ionKey/MS - A Story of Collaboration

Library Number:
SMNR134852957
Author(s):
Jim Murphy and Jessica Prenni
Source:
Waters Corporation and Colorado State University
Content Type:
Seminars

Microfluidic technology offers multiple advantages including ease of use, robustness and sensitivity. Coupled with a tandem quadrupole mass spectrometer, such as the Xevo TQ-S, we can create an optimal and versatile “middle ground” platform in which these advantages can be exploited for both small molecule and peptide quantitative applications.

For example, most small molecule applications are performed using standard flow chromatography (in the range of 600-100 μL/min), consuming a high level of both solvent and sample which increases the cost (both fiscally and environmentally). The use of microfluidic technology for these small molecule applications can reduce solvent consumption by upwards of 150-fold and can significantly increase on-column sensitivity, thus reducing sample consumption.

Conversely, quantitative peptide assays are almost exclusively performed using nanoscale chromatography (~400 nL/min) to achieve the required sensitivity for detection of these low abundance molecules within a complex matrix (e.g. serum, urine, etc.).

We have found that the use of microfluidic technology for peptide quantitation yields the same or better sensitivity when compared to a nanoscale platform and has the additional, very significant advantages of ease of use, robustness, and improved chromatographic resolution (e.g. peak capacity). Thus, with a single analytical platform we can perform quantitative analysis for a wide range of compounds spanning from small molecules to peptides.

One application in which the technology has struggled is the analysis of compounds in negative ionization mode.
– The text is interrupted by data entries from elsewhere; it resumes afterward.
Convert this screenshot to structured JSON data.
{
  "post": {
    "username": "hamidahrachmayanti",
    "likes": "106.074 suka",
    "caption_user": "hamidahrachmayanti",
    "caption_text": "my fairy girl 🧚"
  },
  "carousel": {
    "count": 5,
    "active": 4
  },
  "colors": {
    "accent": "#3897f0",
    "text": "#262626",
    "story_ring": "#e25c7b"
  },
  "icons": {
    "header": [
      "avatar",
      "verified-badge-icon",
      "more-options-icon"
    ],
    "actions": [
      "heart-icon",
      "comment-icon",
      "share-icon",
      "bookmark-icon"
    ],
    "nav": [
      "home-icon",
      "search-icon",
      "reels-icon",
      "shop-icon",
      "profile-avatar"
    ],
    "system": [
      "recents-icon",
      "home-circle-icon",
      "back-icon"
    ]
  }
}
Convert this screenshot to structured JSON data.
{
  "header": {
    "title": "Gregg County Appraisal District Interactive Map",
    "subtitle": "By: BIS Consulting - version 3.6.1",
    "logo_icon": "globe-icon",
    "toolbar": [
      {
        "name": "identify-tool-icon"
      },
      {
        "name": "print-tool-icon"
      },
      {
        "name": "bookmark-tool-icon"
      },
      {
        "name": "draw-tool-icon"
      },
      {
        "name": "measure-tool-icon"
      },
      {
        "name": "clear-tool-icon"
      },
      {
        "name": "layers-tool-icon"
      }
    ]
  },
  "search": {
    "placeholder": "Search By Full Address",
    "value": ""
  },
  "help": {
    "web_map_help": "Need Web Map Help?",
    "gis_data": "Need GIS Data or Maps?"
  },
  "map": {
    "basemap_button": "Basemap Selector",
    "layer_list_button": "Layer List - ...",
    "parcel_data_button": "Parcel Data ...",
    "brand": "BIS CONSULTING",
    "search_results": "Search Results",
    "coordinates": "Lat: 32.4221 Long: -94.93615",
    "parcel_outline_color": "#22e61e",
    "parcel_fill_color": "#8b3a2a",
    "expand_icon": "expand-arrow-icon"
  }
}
This limitation has been overcome in the development of a next generation microfluidic device that incorporates post-column addition of isopropanol to improve ionization and spray stability in negative mode applications. With this new capability we can now perform quantitative experiments in negative mode or with polarity switching.